╭──

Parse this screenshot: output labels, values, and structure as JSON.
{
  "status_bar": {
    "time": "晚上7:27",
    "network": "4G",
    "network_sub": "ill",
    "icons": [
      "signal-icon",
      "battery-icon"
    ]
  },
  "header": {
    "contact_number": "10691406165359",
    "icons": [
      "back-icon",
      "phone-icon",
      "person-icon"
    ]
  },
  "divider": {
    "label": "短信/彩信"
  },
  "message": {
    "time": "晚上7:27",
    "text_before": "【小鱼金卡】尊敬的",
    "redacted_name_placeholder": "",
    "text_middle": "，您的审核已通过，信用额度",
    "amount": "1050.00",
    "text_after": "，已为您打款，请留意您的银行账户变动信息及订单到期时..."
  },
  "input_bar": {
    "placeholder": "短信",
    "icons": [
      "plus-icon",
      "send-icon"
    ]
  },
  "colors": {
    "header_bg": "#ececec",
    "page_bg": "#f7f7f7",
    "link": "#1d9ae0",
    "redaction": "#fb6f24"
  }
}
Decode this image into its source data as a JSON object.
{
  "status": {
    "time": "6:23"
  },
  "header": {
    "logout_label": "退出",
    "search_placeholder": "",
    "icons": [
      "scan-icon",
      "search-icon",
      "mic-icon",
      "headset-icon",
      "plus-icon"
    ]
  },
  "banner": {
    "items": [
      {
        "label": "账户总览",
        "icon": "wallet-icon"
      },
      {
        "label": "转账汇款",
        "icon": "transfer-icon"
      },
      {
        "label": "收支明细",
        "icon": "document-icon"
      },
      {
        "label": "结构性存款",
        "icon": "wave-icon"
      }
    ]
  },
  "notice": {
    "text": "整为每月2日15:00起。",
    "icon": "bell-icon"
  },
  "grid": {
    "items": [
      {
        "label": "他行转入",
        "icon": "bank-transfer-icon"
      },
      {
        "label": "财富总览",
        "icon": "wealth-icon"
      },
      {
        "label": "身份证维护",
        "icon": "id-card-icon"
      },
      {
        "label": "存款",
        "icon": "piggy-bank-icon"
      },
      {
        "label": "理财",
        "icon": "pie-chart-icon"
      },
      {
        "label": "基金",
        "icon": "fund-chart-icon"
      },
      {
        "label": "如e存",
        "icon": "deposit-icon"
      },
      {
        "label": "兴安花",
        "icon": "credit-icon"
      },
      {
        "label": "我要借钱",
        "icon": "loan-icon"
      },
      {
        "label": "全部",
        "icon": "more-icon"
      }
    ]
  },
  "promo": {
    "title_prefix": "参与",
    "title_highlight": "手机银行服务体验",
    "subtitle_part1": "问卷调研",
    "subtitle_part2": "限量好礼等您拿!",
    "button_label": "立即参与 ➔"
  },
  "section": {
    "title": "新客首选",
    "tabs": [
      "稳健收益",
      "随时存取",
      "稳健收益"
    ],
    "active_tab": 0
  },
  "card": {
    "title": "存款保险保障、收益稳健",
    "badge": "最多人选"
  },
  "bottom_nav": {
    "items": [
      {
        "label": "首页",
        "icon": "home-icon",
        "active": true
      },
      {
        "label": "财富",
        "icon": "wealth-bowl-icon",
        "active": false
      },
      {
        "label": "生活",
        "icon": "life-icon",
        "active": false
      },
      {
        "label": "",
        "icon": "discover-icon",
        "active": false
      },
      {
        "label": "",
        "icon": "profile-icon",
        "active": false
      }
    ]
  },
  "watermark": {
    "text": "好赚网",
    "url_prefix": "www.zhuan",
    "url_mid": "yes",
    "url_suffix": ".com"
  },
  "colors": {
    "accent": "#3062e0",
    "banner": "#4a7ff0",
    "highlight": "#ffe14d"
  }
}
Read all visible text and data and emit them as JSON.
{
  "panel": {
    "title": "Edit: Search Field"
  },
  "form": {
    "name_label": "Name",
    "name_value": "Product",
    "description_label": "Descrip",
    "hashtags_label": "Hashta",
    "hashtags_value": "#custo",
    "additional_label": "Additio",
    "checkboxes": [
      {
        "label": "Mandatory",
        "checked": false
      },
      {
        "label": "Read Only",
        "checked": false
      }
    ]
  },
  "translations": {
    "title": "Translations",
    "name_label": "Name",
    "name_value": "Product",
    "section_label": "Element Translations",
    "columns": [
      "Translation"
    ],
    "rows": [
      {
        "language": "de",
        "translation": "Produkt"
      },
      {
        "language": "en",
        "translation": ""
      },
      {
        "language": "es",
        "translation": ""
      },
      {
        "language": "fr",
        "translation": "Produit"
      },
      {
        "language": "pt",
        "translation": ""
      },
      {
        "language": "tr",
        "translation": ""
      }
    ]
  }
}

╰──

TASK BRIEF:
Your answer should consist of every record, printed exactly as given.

SOLUTION TO THIS EXERCISE:
Parse this screenshot: output labels, values, and structure as JSON.
{
  "status_bar": {
    "time": "晚上7:27",
    "network": "4G",
    "network_sub": "ill",
    "icons": [
      "signal-icon",
      "battery-icon"
    ]
  },
  "header": {
    "contact_number": "10691406165359",
    "icons": [
      "back-icon",
      "phone-icon",
      "person-icon"
    ]
  },
  "divider": {
    "label": "短信/彩信"
  },
  "message": {
    "time": "晚上7:27",
    "text_before": "【小鱼金卡】尊敬的",
    "redacted_name_placeholder": "",
    "text_middle": "，您的审核已通过，信用额度",
    "amount": "1050.00",
    "text_after": "，已为您打款，请留意您的银行账户变动信息及订单到期时..."
  },
  "input_bar": {
    "placeholder": "短信",
    "icons": [
      "plus-icon",
      "send-icon"
    ]
  },
  "colors": {
    "header_bg": "#ececec",
    "page_bg": "#f7f7f7",
    "link": "#1d9ae0",
    "redaction": "#fb6f24"
  }
}
Decode this image into its source data as a JSON object.
{
  "status": {
    "time": "6:23"
  },
  "header": {
    "logout_label": "退出",
    "search_placeholder": "",
    "icons": [
      "scan-icon",
      "search-icon",
      "mic-icon",
      "headset-icon",
      "plus-icon"
    ]
  },
  "banner": {
    "items": [
      {
        "label": "账户总览",
        "icon": "wallet-icon"
      },
      {
        "label": "转账汇款",
        "icon": "transfer-icon"
      },
      {
        "label": "收支明细",
        "icon": "document-icon"
      },
      {
        "label": "结构性存款",
        "icon": "wave-icon"
      }
    ]
  },
  "notice": {
    "text": "整为每月2日15:00起。",
    "icon": "bell-icon"
  },
  "grid": {
    "items": [
      {
        "label": "他行转入",
        "icon": "bank-transfer-icon"
      },
      {
        "label": "财富总览",
        "icon": "wealth-icon"
      },
      {
        "label": "身份证维护",
        "icon": "id-card-icon"
      },
      {
        "label": "存款",
        "icon": "piggy-bank-icon"
      },
      {
        "label": "理财",
        "icon": "pie-chart-icon"
      },
      {
        "label": "基金",
        "icon": "fund-chart-icon"
      },
      {
        "label": "如e存",
        "icon": "deposit-icon"
      },
      {
        "label": "兴安花",
        "icon": "credit-icon"
      },
      {
        "label": "我要借钱",
        "icon": "loan-icon"
      },
      {
        "label": "全部",
        "icon": "more-icon"
      }
    ]
  },
  "promo": {
    "title_prefix": "参与",
    "title_highlight": "手机银行服务体验",
    "subtitle_part1": "问卷调研",
    "subtitle_part2": "限量好礼等您拿!",
    "button_label": "立即参与 ➔"
  },
  "section": {
    "title": "新客首选",
    "tabs": [
      "稳健收益",
      "随时存取",
      "稳健收益"
    ],
    "active_tab": 0
  },
  "card": {
    "title": "存款保险保障、收益稳健",
    "badge": "最多人选"
  },
  "bottom_nav": {
    "items": [
      {
        "label": "首页",
        "icon": "home-icon",
        "active": true
      },
      {
        "label": "财富",
        "icon": "wealth-bowl-icon",
        "active": false
      },
      {
        "label": "生活",
        "icon": "life-icon",
        "active": false
      },
      {
        "label": "",
        "icon": "discover-icon",
        "active": false
      },
      {
        "label": "",
        "icon": "profile-icon",
        "active": false
      }
    ]
  },
  "watermark": {
    "text": "好赚网",
    "url_prefix": "www.zhuan",
    "url_mid": "yes",
    "url_suffix": ".com"
  },
  "colors": {
    "accent": "#3062e0",
    "banner": "#4a7ff0",
    "highlight": "#ffe14d"
  }
}
Read all visible text and data and emit them as JSON.
{
  "panel": {
    "title": "Edit: Search Field"
  },
  "form": {
    "name_label": "Name",
    "name_value": "Product",
    "description_label": "Descrip",
    "hashtags_label": "Hashta",
    "hashtags_value": "#custo",
    "additional_label": "Additio",
    "checkboxes": [
      {
        "label": "Mandatory",
        "checked": false
      },
      {
        "label": "Read Only",
        "checked": false
      }
    ]
  },
  "translations": {
    "title": "Translations",
    "name_label": "Name",
    "name_value": "Product",
    "section_label": "Element Translations",
    "columns": [
      "Translation"
    ],
    "rows": [
      {
        "language": "de",
        "translation": "Produkt"
      },
      {
        "language": "en",
        "translation": ""
      },
      {
        "language": "es",
        "translation": ""
      },
      {
        "language": "fr",
        "translation": "Produit"
      },
      {
        "language": "pt",
        "translation": ""
      },
      {
        "language": "tr",
        "translation": ""
      }
    ]
  }
}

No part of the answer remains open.